TRY IT: All of the lines below need to be copied exactly, apart from the pictures.

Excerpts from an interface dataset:
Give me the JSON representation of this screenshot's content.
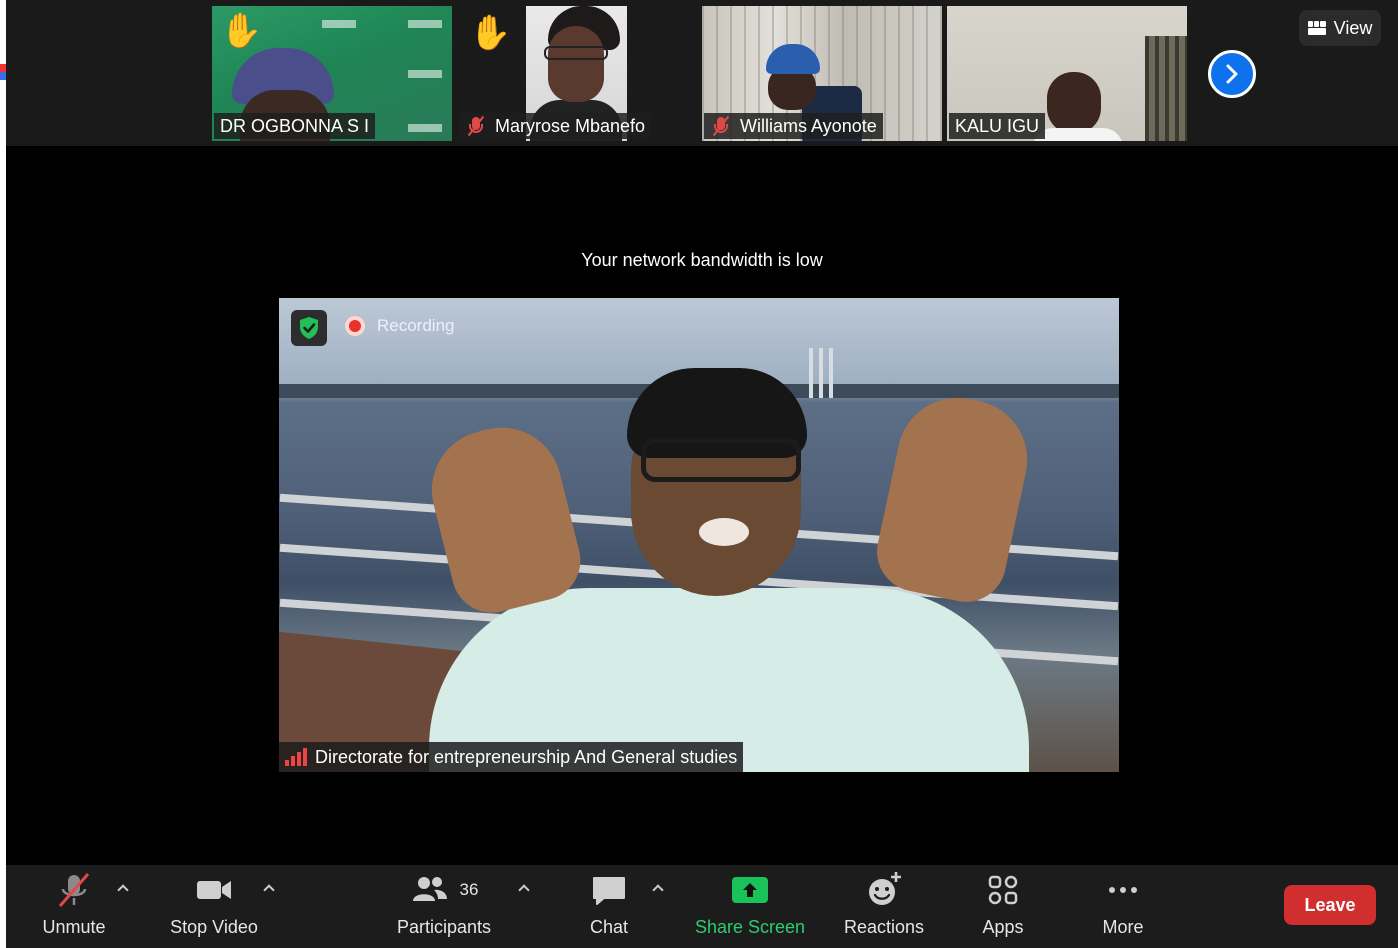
{
  "thumbnails": [
    {
      "name": "DR OGBONNA S I",
      "muted": false,
      "hand_raised": true
    },
    {
      "name": "Maryrose Mbanefo",
      "muted": true,
      "hand_raised": true
    },
    {
      "name": "Williams Ayonote",
      "muted": true,
      "hand_raised": false
    },
    {
      "name": "KALU IGU",
      "muted": false,
      "hand_raised": false
    }
  ],
  "view_button": {
    "label": "View",
    "icon": "grid-icon"
  },
  "next_page_icon": "chevron-right-icon",
  "network_message": "Your network bandwidth is low",
  "speaker": {
    "recording_label": "Recording",
    "name": "Directorate for entrepreneurship And General studies",
    "security_icon": "shield-check-icon"
  },
  "toolbar": {
    "unmute": {
      "label": "Unmute",
      "icon": "mic-off-icon"
    },
    "video": {
      "label": "Stop Video",
      "icon": "video-camera-icon"
    },
    "participants": {
      "label": "Participants",
      "count": "36",
      "icon": "people-icon"
    },
    "chat": {
      "label": "Chat",
      "icon": "chat-bubble-icon"
    },
    "share": {
      "label": "Share Screen",
      "icon": "share-arrow-icon"
    },
    "reactions": {
      "label": "Reactions",
      "icon": "smiley-plus-icon"
    },
    "apps": {
      "label": "Apps",
      "icon": "apps-icon"
    },
    "more": {
      "label": "More",
      "icon": "more-dots-icon"
    },
    "leave": {
      "label": "Leave"
    }
  },
  "colors": {
    "accent_blue": "#0e72ed",
    "share_green": "#19c35a",
    "leave_red": "#d12f2f",
    "muted_red": "#e34848"
  }
}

REPLY:
Give me the JSON representation of this screenshot's content.
{
  "thumbnails": [
    {
      "name": "DR OGBONNA S I",
      "muted": false,
      "hand_raised": true
    },
    {
      "name": "Maryrose Mbanefo",
      "muted": true,
      "hand_raised": true
    },
    {
      "name": "Williams Ayonote",
      "muted": true,
      "hand_raised": false
    },
    {
      "name": "KALU IGU",
      "muted": false,
      "hand_raised": false
    }
  ],
  "view_button": {
    "label": "View",
    "icon": "grid-icon"
  },
  "next_page_icon": "chevron-right-icon",
  "network_message": "Your network bandwidth is low",
  "speaker": {
    "recording_label": "Recording",
    "name": "Directorate for entrepreneurship And General studies",
    "security_icon": "shield-check-icon"
  },
  "toolbar": {
    "unmute": {
      "label": "Unmute",
      "icon": "mic-off-icon"
    },
    "video": {
      "label": "Stop Video",
      "icon": "video-camera-icon"
    },
    "participants": {
      "label": "Participants",
      "count": "36",
      "icon": "people-icon"
    },
    "chat": {
      "label": "Chat",
      "icon": "chat-bubble-icon"
    },
    "share": {
      "label": "Share Screen",
      "icon": "share-arrow-icon"
    },
    "reactions": {
      "label": "Reactions",
      "icon": "smiley-plus-icon"
    },
    "apps": {
      "label": "Apps",
      "icon": "apps-icon"
    },
    "more": {
      "label": "More",
      "icon": "more-dots-icon"
    },
    "leave": {
      "label": "Leave"
    }
  },
  "colors": {
    "accent_blue": "#0e72ed",
    "share_green": "#19c35a",
    "leave_red": "#d12f2f",
    "muted_red": "#e34848"
  }
}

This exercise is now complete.